START Provided entries

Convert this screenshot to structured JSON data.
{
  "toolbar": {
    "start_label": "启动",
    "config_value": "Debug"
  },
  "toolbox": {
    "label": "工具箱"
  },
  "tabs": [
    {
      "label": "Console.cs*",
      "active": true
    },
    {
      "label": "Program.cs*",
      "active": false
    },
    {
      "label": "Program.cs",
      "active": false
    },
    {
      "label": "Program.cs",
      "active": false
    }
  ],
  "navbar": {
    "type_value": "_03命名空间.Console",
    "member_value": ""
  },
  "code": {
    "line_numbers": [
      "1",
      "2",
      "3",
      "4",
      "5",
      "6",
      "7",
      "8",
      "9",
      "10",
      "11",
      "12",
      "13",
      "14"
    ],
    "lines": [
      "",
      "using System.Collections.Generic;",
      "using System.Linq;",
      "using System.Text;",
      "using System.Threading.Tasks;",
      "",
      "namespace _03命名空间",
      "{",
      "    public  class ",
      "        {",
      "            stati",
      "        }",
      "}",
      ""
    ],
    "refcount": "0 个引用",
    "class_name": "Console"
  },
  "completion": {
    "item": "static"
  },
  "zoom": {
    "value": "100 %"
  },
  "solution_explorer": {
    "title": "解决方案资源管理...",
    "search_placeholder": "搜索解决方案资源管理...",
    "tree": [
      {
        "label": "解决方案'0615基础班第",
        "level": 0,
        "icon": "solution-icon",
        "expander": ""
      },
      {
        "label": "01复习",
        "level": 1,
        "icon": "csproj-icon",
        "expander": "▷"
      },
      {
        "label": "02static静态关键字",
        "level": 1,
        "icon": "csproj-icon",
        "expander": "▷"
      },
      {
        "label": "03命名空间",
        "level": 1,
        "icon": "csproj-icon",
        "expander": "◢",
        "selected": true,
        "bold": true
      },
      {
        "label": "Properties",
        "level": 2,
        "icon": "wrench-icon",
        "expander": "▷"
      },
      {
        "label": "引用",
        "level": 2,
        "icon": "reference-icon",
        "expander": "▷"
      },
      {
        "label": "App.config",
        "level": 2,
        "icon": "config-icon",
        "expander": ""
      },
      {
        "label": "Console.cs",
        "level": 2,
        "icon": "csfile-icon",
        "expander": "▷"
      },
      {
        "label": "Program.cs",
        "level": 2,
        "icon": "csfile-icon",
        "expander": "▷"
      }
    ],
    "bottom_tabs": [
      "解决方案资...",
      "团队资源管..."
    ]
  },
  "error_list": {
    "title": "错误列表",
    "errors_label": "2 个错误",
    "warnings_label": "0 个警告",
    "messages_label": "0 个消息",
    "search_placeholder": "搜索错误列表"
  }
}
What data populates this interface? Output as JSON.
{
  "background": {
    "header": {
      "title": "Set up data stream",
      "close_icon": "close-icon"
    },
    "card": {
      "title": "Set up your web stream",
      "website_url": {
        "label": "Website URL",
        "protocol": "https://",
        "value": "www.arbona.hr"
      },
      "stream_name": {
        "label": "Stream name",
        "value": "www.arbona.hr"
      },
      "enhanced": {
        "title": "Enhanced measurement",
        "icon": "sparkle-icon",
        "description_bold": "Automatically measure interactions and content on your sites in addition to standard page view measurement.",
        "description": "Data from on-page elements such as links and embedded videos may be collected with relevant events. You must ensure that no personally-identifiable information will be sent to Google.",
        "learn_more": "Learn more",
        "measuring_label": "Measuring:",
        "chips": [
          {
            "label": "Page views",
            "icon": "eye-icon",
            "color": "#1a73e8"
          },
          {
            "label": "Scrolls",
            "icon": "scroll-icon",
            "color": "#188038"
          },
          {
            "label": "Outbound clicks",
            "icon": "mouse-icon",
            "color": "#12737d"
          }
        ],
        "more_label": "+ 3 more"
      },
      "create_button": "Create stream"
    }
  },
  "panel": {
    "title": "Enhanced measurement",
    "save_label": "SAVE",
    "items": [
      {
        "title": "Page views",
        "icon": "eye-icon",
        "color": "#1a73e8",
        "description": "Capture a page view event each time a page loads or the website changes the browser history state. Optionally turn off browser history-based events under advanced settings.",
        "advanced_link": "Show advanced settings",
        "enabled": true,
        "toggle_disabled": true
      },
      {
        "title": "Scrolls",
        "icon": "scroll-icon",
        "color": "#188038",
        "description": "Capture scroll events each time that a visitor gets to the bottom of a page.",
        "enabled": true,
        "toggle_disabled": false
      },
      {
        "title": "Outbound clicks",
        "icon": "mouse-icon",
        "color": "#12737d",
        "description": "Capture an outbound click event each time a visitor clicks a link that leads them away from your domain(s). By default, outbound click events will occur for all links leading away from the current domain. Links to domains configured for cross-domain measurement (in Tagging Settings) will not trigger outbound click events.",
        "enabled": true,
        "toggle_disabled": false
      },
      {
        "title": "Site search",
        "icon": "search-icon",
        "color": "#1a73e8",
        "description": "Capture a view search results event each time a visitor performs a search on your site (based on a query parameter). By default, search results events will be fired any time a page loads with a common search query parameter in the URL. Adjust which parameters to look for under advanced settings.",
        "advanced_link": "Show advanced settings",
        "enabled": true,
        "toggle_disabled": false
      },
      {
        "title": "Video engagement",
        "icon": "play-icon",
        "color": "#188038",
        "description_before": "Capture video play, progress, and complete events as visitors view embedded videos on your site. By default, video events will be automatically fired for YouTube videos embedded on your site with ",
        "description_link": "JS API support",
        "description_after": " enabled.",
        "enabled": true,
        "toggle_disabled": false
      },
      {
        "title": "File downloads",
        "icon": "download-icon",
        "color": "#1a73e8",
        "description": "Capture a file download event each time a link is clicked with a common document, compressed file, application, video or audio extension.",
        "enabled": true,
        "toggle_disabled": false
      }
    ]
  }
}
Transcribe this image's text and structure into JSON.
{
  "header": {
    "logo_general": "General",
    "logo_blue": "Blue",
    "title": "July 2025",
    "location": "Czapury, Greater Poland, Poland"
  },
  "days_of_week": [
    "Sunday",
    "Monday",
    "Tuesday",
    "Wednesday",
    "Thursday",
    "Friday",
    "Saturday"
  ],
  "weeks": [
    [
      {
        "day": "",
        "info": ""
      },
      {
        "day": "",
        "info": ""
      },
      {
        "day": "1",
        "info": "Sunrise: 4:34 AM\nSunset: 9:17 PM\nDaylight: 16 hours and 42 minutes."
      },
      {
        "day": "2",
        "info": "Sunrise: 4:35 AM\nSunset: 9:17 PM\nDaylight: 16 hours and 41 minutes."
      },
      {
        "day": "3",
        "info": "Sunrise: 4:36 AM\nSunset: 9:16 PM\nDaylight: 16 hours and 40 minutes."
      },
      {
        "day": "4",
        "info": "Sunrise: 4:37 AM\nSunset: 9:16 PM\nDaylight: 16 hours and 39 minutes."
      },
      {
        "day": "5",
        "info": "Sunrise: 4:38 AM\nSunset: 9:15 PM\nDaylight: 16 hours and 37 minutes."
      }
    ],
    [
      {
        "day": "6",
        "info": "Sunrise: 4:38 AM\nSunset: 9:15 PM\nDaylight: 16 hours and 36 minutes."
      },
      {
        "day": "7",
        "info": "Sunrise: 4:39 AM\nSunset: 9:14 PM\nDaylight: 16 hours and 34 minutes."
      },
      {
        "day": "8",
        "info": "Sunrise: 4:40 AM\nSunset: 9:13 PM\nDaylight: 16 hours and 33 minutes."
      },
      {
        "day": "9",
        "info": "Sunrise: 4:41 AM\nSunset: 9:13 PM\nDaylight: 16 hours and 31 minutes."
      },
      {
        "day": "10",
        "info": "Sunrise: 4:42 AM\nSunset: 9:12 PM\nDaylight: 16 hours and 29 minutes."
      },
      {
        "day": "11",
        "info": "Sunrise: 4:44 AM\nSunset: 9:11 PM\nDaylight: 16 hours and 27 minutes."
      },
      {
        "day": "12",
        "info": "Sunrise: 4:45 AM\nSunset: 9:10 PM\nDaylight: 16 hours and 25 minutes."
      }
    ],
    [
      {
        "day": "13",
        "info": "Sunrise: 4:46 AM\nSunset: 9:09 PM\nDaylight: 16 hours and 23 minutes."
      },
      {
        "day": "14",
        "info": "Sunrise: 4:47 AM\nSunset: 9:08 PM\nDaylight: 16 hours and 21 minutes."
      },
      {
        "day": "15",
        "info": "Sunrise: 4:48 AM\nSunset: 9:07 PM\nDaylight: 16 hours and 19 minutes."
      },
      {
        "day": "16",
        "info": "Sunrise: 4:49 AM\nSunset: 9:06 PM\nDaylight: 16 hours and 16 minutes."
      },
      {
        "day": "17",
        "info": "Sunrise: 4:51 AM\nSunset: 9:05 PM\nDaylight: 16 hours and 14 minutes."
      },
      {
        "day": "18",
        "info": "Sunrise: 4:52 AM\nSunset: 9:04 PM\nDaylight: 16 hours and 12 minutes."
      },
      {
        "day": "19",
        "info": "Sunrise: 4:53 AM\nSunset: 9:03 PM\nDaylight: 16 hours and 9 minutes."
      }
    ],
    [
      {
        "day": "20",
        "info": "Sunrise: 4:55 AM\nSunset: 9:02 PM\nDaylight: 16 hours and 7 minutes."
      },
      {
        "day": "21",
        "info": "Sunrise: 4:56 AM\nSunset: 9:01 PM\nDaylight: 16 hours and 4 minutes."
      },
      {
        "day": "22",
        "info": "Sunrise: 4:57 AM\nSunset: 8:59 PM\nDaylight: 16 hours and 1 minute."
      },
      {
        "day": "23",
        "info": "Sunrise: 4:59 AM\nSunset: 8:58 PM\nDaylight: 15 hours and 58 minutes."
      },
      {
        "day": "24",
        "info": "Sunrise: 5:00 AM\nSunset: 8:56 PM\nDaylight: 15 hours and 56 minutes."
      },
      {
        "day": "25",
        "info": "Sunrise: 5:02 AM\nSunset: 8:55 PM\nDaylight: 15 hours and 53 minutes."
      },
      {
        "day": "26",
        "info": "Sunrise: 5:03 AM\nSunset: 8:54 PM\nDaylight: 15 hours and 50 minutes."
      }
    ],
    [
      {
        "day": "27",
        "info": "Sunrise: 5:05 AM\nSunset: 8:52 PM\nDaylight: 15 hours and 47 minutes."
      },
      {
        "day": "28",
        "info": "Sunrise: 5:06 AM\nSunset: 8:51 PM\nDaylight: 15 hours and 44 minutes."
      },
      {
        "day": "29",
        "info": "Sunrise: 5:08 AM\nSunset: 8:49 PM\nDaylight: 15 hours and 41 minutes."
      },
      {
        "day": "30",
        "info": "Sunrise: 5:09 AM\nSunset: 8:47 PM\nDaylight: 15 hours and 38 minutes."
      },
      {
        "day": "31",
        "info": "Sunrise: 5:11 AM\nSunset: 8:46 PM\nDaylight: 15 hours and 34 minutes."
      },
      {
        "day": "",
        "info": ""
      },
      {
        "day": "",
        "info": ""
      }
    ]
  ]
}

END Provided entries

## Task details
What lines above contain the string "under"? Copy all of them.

## Solution for this exercise
        "description": "Capture a page view event each time a page loads or the website changes the browser history state. Optionally turn off browser history-based events under advanced settings.",
        "description": "Capture a view search results event each time a visitor performs a search on your site (based on a query parameter). By default, search results events will be fired any time a page loads with a common search query parameter in the URL. Adjust which parameters to look for under advanced settings.",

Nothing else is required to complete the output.